Rachna feels she has a lot to celebrate after successfully re-entering the workforce following a 10-year break to raise her two daughters – to find a diverse new world full of opportunities at Amazon.

“It was an eye-opening environment to be in,” she says.

I have now found an organisation that celebrates different cultures and has a huge focus on mental wellness. I have never worked at another organisation that supports their employees in such a way. It’s a much better world in my view.

Rachna, 53, joined Amazon Australia as a casual in Receive, before progressing to learning trainer at its Ravenhall fulfilment centre a year ago, and admits she had some reservations about how she may be received, given she had taken such a long break from her career.

“With Amazon, I felt that I was not discriminated against for taking time off to raise my family. I was given equal opportunity, not just in terms of their recruitment process but also in terms of furthering my learning and working on different projects,” she says.

Rachna took maternity leave from an executive role at a corporate office in New Zealand where she was living with her husband when she became a mum, first with daughter Saanvi, now 16, and then with Samaira, now 13.

“I wanted to spend time with them because I had them so late in life, and at that point I didn’t want to leave them in childcare,” she says, “My priority was family first; work later.”

It was a decision Rachna never regretted, but she did worry that it may impact her career. Fortunately, she found that her choice to be a stay-at-home mum, didn’t prove to be a handicap at Amazon.

“Amazon is a very flexible organisation and there is a strong focus on inclusivity, equality and equity. There are so many people from different cultures and backgrounds, so there is diversity everywhere and the managers are very empathetic and understanding,” she says.

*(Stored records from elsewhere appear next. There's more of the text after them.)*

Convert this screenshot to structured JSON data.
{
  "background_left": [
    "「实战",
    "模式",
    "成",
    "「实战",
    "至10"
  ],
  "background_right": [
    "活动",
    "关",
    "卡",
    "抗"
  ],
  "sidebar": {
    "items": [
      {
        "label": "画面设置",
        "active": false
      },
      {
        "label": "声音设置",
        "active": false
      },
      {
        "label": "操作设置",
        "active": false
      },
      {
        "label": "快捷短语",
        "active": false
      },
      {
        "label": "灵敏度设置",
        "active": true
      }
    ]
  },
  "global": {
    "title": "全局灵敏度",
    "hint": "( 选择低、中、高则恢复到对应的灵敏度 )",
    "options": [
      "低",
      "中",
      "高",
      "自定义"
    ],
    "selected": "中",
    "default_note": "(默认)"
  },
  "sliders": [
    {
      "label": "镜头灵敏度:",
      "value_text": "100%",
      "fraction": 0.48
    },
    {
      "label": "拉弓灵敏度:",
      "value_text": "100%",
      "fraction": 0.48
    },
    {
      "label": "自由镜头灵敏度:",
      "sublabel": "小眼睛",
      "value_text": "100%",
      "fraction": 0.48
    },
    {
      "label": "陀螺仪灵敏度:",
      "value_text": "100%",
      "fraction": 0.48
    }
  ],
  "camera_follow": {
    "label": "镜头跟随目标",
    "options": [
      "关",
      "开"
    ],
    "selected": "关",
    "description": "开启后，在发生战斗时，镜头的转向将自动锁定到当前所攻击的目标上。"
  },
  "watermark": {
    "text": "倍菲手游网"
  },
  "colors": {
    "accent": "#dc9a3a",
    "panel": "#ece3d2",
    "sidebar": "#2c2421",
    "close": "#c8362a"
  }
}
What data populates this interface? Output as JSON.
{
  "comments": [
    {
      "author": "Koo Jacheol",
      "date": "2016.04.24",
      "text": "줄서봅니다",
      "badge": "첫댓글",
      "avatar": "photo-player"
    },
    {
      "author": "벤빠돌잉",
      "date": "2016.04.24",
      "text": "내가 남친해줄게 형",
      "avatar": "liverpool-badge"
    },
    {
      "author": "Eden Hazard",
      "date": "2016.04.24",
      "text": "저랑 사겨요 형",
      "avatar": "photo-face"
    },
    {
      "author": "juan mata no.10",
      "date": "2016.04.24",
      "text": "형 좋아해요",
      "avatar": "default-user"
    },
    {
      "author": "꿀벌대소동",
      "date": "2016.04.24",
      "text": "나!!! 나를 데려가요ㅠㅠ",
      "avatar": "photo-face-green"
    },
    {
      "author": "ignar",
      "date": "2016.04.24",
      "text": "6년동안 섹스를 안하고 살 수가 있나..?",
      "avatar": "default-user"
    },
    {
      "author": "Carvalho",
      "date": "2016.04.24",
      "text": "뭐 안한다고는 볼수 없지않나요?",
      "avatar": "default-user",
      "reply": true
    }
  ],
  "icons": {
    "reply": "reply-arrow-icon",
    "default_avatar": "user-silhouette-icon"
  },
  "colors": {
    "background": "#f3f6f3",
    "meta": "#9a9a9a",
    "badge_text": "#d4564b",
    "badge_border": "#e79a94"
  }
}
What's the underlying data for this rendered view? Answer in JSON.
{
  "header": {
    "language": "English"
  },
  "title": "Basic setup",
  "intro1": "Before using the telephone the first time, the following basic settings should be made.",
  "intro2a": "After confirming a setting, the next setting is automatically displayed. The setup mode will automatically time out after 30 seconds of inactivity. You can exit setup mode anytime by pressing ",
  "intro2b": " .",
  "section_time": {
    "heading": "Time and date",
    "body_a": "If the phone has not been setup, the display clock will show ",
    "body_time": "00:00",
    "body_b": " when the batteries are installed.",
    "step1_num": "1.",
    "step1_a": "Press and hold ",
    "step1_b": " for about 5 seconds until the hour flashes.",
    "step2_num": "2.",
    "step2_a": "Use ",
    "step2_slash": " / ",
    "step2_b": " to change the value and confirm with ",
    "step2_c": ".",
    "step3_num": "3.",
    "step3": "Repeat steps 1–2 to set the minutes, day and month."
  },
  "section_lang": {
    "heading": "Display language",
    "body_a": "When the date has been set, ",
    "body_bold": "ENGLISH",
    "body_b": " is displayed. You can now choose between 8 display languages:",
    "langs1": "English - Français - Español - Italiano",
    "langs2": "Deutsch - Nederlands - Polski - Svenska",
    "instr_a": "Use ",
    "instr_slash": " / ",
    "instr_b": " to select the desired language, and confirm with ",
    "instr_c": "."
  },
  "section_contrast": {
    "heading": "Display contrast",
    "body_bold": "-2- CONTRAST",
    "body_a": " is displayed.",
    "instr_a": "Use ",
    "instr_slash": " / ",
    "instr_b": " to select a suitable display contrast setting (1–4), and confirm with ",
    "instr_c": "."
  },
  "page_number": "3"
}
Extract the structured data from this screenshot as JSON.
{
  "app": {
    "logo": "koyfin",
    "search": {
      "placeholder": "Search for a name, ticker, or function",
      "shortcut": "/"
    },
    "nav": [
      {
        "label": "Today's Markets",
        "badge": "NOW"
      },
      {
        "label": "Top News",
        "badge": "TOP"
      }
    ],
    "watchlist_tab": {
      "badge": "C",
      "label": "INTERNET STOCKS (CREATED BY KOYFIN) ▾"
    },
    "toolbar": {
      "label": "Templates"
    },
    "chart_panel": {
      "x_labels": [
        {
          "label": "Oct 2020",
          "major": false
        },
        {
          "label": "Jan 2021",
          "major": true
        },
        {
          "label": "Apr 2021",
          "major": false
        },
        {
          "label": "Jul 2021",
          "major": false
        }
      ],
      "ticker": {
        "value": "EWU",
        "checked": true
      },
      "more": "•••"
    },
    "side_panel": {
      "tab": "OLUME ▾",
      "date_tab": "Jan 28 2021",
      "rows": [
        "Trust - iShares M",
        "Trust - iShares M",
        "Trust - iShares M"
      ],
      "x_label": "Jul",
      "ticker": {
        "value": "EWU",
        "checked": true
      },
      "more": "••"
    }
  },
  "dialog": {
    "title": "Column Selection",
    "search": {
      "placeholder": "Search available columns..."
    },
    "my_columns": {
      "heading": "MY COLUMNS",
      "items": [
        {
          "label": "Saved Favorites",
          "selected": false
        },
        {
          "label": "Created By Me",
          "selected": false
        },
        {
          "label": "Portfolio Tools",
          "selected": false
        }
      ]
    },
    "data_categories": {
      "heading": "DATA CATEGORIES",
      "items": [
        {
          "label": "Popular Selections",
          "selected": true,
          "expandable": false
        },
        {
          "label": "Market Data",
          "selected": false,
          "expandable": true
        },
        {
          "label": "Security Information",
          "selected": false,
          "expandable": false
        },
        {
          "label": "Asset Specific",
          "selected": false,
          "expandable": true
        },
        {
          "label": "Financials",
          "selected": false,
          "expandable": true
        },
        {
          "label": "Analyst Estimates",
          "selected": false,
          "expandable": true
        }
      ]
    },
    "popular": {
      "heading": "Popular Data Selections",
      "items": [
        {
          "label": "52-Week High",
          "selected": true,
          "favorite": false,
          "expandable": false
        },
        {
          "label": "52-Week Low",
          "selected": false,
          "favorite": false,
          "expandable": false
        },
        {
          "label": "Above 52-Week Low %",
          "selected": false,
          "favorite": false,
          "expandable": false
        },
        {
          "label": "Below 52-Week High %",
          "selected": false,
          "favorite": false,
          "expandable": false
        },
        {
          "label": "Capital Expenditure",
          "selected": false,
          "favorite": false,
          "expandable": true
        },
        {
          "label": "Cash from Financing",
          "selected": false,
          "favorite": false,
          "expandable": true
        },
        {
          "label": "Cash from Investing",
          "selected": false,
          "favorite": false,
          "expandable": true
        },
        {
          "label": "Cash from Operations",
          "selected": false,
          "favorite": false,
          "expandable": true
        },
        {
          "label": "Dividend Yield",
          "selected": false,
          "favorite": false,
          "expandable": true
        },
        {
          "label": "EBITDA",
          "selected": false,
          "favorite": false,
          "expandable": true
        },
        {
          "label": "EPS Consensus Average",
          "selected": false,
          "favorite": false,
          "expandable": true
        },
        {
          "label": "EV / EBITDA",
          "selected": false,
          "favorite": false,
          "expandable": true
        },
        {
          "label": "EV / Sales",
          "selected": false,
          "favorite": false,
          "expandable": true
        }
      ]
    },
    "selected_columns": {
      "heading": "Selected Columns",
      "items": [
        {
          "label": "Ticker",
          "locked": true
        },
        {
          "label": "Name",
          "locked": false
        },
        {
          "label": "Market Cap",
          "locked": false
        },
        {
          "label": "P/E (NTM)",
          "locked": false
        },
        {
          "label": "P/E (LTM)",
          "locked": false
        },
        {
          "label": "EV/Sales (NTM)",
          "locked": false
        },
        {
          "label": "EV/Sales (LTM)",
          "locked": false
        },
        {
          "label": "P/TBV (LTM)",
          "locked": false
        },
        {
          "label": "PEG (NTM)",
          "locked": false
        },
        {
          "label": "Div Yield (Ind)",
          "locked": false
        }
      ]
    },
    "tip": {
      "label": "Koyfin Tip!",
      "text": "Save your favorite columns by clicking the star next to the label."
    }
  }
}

“I had to learn new things, and I wasn’t using technology much when I was at home, so I had to upskill myself in every field. But learning new things was an adrenalin rush, and I’m thoroughly enjoying my time here.”

Rachna says she found it very stimulating being back in the workforce, and discovering how much had changed since she became a mum, and now loves helping her colleagues achieve their best in her role as a learning ambassador.

“Gender doesn’t hold you back at all at Amazon,” she says, pointing to how many women have recently started driving forklifts at their site.

There is no differentiation between men and women when it comes to work and when it comes to providing them with tools to succeed. I see women working as hard as the men and they are provided equal support and tools, whether it’s technology, learning or support.

She says the inclusive and supportive work environment she found at Amazon gives her a lot to celebrate on International Women’s Day, and she hopes women will continue to be empowered to have equitable means and tools to break stereotypes around the world.

“To me International Women’s Day, means not She, Her but We,” says Rachna, who is encouraging her two daughters to reach for the stars, including fully supporting 16-year-old Saanvi in her dream of becoming a Formula One structural calculation engineer.